OKLAHOMA CITY (AP) — A plan to issue $200 million in bonds to repair the nearly century-old state Capitol and several nearby state buildings was overwhelmingly defeated Wednesday by the Oklahoma House.
Meanwhile, the state Senate narrowly rejected a plan to issue another $40 million in bonds to complete the unfinished American Indian Cultural Center and Museum in Oklahoma City but approved a $20 million bond proposal for a popular culture museum in downtown Tulsa.
House members voted 77-15 against issuing bonds to repair the crumbling Capitol, where barricades have been erected to block visitors from accessing the Capitol’s south steps because chunks of limestone and mortar have fallen from the crumbling facade.
Repairs are also needed at the nearby Jim Thorpe office building, where officials say the air conditioning system no longer works and its boilers are about to collapse.
Opponents of the projects argued it was fiscally irresponsible to approve $200 million in bonds to repair the Capitol, built between 1914 and 1917, while lawmakers consider an income tax cut.
“The new definition of fiscally conservative — decrease services and increase taxes,” said House Democratic Leader Rep. Scott Inman, D-Del City. “Now we’re being told to truly be fiscally conservative, we have to go $200 million deeper into debt.
“Why should we ask our children 30 years from now to pay for a poor decision we’ll make today?”
Rep. Cory Williams, D-Stillwater, said the project was fiscally irresponsible.
“I want to fix the people’s building … but would you rather we pay cash or would you rather indebt your grandchildren?” Williams said. “We’ve got the cash. Don’t use my kids’ credit card.”
House Speaker Kris Steele, who voted for the plan, described the vote as “unfortunate” and said its failure will put more pressure on lawmakers to act next year.
“These buildings won’t fix themselves,” Steele, R-Shawnee, said in a statement. “It reflected just how skittish members are about government debt in light of all the debt Congress has racked up in Washington. While Oklahoma has managed its debt well, the fact is it’s just a tough time to incur any debt given the political climate.”
The bond issue for the Indian museum failed by a single vote in the Senate. Senators voted 24-22 on the measure when 25 votes are needed in the 48-member Senate to pass a bill.

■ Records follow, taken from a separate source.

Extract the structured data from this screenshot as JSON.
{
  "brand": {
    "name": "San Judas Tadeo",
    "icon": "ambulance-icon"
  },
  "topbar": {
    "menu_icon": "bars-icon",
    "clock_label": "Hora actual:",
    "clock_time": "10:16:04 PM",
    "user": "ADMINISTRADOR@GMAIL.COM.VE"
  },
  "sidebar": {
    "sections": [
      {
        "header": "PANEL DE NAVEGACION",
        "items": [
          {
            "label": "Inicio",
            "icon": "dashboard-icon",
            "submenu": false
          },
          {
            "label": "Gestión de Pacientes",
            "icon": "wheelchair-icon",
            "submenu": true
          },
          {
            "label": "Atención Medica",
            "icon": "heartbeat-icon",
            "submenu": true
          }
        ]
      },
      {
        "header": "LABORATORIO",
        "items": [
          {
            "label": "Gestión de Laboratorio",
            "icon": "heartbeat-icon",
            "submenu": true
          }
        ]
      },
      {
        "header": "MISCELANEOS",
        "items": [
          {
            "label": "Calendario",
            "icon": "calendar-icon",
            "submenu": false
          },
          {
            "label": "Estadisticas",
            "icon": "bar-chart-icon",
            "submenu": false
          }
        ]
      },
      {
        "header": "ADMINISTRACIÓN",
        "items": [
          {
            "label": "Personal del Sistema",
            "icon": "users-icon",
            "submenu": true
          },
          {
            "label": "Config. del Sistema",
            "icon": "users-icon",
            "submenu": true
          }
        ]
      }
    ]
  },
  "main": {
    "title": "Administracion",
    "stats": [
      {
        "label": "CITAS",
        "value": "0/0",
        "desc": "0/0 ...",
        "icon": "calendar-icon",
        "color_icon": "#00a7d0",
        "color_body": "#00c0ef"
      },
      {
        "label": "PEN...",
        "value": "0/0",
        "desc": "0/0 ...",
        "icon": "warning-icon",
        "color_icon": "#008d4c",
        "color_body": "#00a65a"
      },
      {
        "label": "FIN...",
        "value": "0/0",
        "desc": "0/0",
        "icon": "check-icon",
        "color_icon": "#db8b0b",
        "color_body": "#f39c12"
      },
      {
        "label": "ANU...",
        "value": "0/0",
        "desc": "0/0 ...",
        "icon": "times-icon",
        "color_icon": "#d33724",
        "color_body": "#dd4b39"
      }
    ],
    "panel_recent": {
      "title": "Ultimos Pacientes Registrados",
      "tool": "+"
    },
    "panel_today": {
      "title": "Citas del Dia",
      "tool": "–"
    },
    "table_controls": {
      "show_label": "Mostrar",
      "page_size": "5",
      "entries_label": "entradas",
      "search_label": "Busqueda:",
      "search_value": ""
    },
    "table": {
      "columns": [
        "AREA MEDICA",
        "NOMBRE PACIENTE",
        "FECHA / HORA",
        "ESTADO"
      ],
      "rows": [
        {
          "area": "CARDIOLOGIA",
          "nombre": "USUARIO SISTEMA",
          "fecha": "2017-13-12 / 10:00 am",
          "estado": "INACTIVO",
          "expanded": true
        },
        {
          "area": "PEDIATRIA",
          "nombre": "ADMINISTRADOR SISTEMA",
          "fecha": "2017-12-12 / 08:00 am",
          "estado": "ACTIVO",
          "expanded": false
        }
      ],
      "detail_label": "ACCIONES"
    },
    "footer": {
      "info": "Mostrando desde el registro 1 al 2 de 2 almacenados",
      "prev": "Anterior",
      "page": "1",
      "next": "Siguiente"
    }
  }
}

Sen. David Holt, R-Oklahoma City, who could have cast the deciding vote for the project, abstained from voting and cited ethics rules that prohibit lawmakers from voting on bills that could benefit companies for which they work.
“I work for a law firm that did significant work on this issue,” Holt said. “For me, it was pretty open and shut.”
Holt declined to say how he would have voted.
Opponents complained that the project, which has been under development east of downtown Oklahoma City since 2000, had been mismanaged and that the state has already issued $63.4 million in bonds for the incomplete structure. Annual bond payments are currently $5.5 million a year and would jump to $9 million if the bond issue passed.
“Would you manage your personal finances in the same manner?” said Sen. Josh Brecheen, R-Coalgate. Brecheen said approval of the bonds would violate core beliefs of conservatives who he said were elected on the promise of fiscal responsibility.
“The bonded indebtedness is amazing,” he said. “How do conservatives justify this? That’s not what put you here.”
Sen. Cliff Aldridge, R-Midwest City, said museum officials say they need another $50 million to finish the project plus $30 million for exhibits. But $40 million in private donations has already been collected, and many of the exhibits will come from the Smithsonian Institution and Oklahoma-based Indian tribes.
“At some point we have to say enough is enough, and I think we’ve reached that point,” Aldridge said.
Supporters said the museum said it would attract tourists from around the world and be an economic boon to the region.
“I think it would be a true shame if we don’t complete this project,” said Sen. Susan Paddock, D-Ada.
Sen. Tom Ivester, D-Elk City, said the state’s culture and heritage — even its name — is tied to American Indians. Oklahoma means “red person” in the Choctaw language.
“This bill is about commitment,” said Senate Democratic Leader Sean Burrage of Claremore, a member of the Choctaw tribe.
The Senate voted 25-21 for the $20 million bond issue to build the Oklahoma Museum of Popular Culture in Tulsa. It now goes to the House, where its future is uncertain.
President Pro Tem Brian Bingman, R-Sapulpa, said the $33 million museum project is also being supported by private donors. Bingman said $350 million has already been invested in area where the museum will be located.
“It’s really thriving,” he said.
Associated Press reporter Sean Murphy contributed to this report.